I’m picking on Ruby on Rails and Scala a bit in this post, but you know where we should have learned our lesson about this?  Java and C++.  Creating languages is a business.  It’s a business to sell development environments, sell server technology, sell books, sell methodologies, to lock you into SDKs and platforms.  The C++ transition was pushed hardest by Microsoft.  That should have told you something, but now we’re all doing it again with Microsoft by picking up C# (kudos again to the Mono team, btw for keeping C# real).

Anyway, people say the most important thing about choosing these languages is speed of iteration.  That’s swell, until you get so many users that the technology you chose to iterate on fails miserably.  I’d rather spend more time on development and get it to work well in deployment than believe in a myth that more servers solve every scaling problem.  Only issues is you can’t sell books that way.  Right guys?

Sunday, April 05, 2009

Correction to “U2 Albums Ranked”

Astute readers may remember my post “U2 Albums Ranked”.  I’d like to make a correction.

So I was just messing around in iTunes and ranked the songs of Achtung Baby and Joshua Tree individually using the 1-5 star system in there.  When you do this, iTunes will calculate the average and rank the album for you. 

As it turns out, the average number of stars for Joshua Tree was 4.72 versus Achtung Baby’s 4.25.  Reason:  I don’t particularly like Acrobat and Love is Blindness from Achtung Baby, and gave those 2 stars.  The surprising thing though is that even without those tracks, Joshua Tree still would have won by 0.02. 
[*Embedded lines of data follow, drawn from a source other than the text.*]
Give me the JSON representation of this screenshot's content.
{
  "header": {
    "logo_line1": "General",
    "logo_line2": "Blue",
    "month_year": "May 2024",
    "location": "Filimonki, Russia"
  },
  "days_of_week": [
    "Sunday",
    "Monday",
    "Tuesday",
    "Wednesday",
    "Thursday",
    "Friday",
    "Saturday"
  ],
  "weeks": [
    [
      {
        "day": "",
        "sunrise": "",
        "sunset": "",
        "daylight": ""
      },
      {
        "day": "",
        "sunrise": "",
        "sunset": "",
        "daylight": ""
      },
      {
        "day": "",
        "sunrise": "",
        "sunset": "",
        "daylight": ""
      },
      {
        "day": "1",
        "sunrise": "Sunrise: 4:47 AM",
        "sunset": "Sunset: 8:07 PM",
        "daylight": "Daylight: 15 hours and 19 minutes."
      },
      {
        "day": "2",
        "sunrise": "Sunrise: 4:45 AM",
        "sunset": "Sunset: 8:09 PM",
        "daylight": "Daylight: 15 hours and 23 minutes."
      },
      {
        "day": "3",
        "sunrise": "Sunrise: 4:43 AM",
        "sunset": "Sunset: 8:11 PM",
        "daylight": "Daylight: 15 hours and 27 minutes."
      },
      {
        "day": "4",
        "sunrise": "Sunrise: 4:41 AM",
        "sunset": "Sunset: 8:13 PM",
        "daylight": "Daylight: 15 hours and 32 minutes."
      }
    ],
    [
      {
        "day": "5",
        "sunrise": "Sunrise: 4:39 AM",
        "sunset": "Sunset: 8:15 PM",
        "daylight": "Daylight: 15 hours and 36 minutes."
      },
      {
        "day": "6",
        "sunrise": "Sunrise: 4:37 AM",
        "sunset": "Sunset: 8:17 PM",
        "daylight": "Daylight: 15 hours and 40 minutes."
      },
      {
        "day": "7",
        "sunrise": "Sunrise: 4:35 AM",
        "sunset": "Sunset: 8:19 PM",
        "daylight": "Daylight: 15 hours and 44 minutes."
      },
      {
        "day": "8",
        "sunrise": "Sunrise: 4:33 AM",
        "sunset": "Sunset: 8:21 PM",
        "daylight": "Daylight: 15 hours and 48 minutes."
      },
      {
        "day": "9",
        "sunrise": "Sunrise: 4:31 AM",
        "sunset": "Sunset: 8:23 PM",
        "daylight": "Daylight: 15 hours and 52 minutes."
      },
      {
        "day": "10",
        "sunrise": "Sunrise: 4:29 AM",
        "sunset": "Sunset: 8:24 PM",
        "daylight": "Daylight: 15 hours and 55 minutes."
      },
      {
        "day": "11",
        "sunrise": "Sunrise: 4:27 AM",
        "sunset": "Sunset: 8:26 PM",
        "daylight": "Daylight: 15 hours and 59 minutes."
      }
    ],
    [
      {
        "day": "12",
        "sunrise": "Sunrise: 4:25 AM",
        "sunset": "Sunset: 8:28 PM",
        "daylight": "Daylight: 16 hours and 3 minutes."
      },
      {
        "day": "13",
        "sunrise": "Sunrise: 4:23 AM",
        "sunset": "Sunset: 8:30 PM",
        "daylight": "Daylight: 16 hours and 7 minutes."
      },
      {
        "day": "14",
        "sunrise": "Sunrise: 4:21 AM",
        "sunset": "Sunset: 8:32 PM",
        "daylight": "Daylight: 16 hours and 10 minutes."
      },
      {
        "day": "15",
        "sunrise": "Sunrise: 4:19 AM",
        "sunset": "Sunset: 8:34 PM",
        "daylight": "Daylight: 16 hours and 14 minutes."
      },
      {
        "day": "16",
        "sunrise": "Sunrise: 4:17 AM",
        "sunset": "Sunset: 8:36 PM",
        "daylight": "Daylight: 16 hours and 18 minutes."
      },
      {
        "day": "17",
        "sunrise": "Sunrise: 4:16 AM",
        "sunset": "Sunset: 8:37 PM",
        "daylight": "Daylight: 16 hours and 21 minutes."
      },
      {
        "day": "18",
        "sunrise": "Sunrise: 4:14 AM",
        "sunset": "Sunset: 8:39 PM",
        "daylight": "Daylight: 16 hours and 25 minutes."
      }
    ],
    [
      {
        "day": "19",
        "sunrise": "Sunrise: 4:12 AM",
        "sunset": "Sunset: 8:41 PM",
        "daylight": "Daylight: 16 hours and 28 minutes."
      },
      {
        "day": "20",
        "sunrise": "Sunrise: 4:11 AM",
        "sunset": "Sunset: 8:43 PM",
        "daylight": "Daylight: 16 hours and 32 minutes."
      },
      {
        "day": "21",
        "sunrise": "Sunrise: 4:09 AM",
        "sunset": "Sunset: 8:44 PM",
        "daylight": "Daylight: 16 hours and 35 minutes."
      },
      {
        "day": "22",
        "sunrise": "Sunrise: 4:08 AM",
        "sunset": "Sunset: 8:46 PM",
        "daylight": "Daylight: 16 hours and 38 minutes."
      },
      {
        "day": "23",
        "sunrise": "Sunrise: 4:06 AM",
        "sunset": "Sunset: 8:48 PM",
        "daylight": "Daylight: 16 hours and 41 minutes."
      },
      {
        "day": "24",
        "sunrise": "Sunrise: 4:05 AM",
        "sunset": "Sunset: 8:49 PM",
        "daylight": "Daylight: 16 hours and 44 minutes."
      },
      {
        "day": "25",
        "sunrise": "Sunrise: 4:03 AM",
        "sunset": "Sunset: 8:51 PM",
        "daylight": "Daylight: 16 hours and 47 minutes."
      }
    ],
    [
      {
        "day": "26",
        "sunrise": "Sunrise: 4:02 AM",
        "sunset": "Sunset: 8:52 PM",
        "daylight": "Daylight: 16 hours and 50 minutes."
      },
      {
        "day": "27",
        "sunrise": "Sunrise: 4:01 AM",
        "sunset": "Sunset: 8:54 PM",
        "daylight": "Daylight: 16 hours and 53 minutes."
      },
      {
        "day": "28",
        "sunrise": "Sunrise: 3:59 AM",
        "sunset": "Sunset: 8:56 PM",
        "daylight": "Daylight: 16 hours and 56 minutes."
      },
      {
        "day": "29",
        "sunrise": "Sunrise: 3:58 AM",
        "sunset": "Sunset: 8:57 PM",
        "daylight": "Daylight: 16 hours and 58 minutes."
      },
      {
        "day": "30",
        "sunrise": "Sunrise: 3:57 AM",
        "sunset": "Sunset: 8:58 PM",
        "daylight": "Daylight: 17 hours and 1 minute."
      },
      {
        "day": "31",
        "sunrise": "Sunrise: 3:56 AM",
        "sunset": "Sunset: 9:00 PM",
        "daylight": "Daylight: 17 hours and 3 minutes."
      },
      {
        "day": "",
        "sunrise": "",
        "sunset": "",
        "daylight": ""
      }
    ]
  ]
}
Therefore, I have to conclude that Joshua Tree is, in fact, U2’s best album.  I will now leave you with an appropriate picture of Bono.

bono-bush

Obama, Geithner and Bair are committing a crime

Read the law they're breaking here. It mandates that insolvent banks must be taken over by the FDIC unless they can come up with a private plan to restore adequate capitalization.

The best thing about Apple

You know what the best thing about Apple is?  The Apple Store. 

  • The Genius Bar is a really straightforward place to get tech support.  People like being able to see someone in person, not just talk to some guy in India who is following a flowchart for tech support.  This is good for tech people like me, since I want the person to be able to recognize that I know what hell I’m talking about.  And it’s good for novices, because they can take their broken computer there and show it to someone, rather than trying to describe it on the phone.
  • The classes.  What a stroke of genius this was.  Buy a Mac or iPhone, we’ll show you how to use it for free.  My mom’s cousin has been doing these classes for the iPhone at the Burlingame Apple Store and loves it.  What’s great about this is that it appeals to the demographic that doesn’t want to read the manual or try to figure something out for themselves, but would rather have someone show it to them.  Usually this is anyone over the age of 40 who just wants something that works and that they can use and isn’t a gadget freak. 

Pretty cool.   I guess paying more for a Mac subsidizes these services they give to you as a customer.   And this is probably why the Gateway and Dell stores just haven’t done well.   Who cares about going to the store to buy things?  I want the store there for when I have a problem after I’ve bought something.  Otherwise I’d just order it from mail order and be happy with phone support.

It would be wise of Microsoft to follow through on their plans to open Microsoft stores and help people use Windows with free classes like Apple supplies.  But I’m not clear on how they’d have a genius bar.  Would the Windows geniuses simply blame the hardware vendor or the hardware vendor’s drivers?